Filter this listing down to the lines that contain the word "control", and copy them.

########

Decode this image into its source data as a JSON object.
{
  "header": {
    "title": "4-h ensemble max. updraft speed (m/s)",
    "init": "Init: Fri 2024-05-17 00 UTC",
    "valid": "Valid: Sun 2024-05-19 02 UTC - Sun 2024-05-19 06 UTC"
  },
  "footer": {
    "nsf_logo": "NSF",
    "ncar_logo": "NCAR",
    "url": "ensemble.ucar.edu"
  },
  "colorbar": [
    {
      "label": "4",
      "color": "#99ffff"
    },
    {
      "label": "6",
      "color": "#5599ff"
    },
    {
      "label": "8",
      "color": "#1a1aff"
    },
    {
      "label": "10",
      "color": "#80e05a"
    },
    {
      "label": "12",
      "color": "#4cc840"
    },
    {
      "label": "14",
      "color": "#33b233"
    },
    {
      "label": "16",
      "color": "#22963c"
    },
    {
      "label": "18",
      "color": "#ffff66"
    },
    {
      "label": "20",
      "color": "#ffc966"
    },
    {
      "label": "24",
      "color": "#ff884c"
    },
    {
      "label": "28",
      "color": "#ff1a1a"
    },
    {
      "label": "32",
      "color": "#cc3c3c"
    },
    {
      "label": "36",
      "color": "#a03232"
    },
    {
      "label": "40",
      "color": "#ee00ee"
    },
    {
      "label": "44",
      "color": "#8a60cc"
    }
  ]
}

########

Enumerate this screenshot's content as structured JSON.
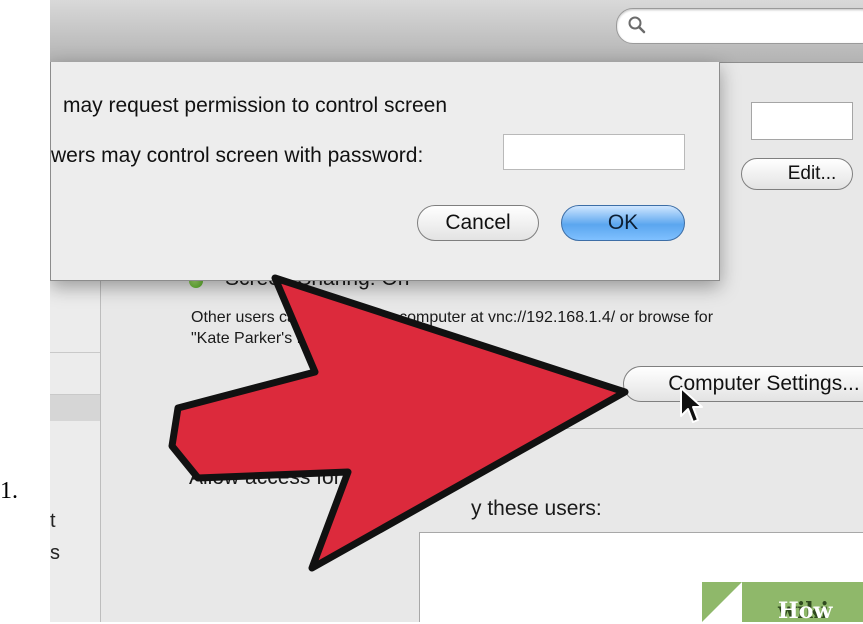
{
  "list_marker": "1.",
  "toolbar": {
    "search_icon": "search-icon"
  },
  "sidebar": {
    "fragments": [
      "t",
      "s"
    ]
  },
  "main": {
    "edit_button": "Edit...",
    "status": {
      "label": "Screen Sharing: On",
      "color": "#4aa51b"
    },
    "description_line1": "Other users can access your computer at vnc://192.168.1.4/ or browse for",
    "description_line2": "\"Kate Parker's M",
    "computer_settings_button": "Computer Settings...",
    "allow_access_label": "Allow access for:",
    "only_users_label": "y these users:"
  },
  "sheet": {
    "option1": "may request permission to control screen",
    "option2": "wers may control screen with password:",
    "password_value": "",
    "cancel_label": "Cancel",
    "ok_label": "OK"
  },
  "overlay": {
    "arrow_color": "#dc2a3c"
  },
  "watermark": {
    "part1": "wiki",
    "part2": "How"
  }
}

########

**Solution to the exercise:**
    "option1": "may request permission to control screen",
    "option2": "wers may control screen with password:",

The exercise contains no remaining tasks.